Rau, C. M. (2019, July 24). How to help combat piracy in publishing. BOOK RIOT. Retrieved November 9, 2022, from https://bookriot.com/piracy-in-publishing/
Springen, K. (2014). The piracy problem. Publishers Weekly, 261(29), 24-n/a. Retrieved from http://libgateway.susqu.edu/login?url=https://www.proquest.com/trade-journals/piracy-problem/docview/1547921454/se-2
US Census Bureau. (November 23, 2021). Estimated textbook publishing revenue in the United States from 2010 to 2020 (in billion U.S. dollars) [Graph]. In Statista. Retrieved from https://www.statista.com/statistics/185042/us-publishing-revenue-from-textbooks-since-2005/

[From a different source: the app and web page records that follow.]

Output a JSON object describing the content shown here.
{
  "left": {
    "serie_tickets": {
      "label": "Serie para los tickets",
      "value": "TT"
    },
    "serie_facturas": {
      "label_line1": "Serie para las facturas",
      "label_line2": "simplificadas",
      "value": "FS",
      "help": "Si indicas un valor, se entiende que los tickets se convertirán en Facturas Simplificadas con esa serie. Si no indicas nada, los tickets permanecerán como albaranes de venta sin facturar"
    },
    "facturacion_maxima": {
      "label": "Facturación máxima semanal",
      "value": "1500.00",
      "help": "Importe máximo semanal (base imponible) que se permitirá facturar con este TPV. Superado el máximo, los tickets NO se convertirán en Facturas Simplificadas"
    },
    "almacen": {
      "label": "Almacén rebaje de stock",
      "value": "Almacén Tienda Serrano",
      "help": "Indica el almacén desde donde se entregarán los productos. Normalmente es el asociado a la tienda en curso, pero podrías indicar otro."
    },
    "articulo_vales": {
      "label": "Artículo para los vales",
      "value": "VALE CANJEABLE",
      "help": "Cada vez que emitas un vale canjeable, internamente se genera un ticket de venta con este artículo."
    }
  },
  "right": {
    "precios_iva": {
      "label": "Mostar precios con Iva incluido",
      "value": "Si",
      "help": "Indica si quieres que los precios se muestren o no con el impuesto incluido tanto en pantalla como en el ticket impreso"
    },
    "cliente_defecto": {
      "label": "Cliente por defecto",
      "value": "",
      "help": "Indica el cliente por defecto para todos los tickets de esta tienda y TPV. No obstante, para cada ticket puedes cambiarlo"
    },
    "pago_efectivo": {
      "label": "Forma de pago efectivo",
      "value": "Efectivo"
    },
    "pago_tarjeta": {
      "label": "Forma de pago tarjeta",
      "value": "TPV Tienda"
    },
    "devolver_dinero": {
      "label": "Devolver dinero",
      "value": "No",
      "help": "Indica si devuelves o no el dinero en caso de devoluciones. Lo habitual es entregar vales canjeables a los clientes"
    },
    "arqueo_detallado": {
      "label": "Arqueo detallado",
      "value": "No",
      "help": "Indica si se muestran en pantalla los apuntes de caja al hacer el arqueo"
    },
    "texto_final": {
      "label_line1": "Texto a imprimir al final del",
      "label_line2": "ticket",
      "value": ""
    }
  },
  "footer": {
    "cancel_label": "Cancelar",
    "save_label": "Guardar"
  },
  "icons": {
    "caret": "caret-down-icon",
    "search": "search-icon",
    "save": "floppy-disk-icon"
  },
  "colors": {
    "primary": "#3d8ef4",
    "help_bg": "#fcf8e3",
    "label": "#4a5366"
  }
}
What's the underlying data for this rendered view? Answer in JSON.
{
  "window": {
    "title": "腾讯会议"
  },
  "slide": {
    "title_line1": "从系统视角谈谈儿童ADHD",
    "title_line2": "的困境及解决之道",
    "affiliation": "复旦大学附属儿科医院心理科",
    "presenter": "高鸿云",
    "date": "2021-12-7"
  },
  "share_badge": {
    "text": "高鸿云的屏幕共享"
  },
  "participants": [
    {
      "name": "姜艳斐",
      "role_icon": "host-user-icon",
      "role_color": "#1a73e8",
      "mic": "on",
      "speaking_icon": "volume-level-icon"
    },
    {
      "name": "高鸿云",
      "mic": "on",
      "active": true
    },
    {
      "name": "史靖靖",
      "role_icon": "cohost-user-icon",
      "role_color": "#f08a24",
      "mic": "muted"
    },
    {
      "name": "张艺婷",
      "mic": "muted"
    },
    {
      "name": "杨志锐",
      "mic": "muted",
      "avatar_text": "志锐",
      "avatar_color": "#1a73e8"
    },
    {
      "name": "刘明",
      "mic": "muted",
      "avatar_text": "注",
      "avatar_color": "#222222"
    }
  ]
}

Yoon, C. (2011). Theory of Planned Behavior and Ethics Theory in Digital Piracy: An Integrated Model. Journal of Business Ethics, 100(3), 405–417. https://doi.org/10.1007/s10551-010-0687-7
If you are a student at Susquehanna University, please support our research project by taking our 10-minute survey at the link above. Thank you!
To learn more, come to Haley Dittbrenner's Senior Scholars Day presentation on April 25 at 1:40 PM in Meeting Room 3 of the Degenstein Campus Center.
In the first phase of the project, Dittbrenner and Sieczkiewicz will review the literature on campus digital piracy and consider the measures universities have taken to stop the practice. Then we will survey students about their use of pirate sites, engaging in qualitative interviews with a smaller subset of survey respondents. Faculty will also be surveyed to gauge their understanding of the role of piracy on campus, including their own familiarity with pirate sites. Once the surveys are completed and data shared with participants, students and faculty will meet for a discussion of the ethical issues of textbook piracy, facilitated by Dittbrenner and Sieczkiewicz. At the end of the semester, Dittbrenner will share her findings in a presentation and written report to the committee.
The anticipated outcomes of the project for participants are: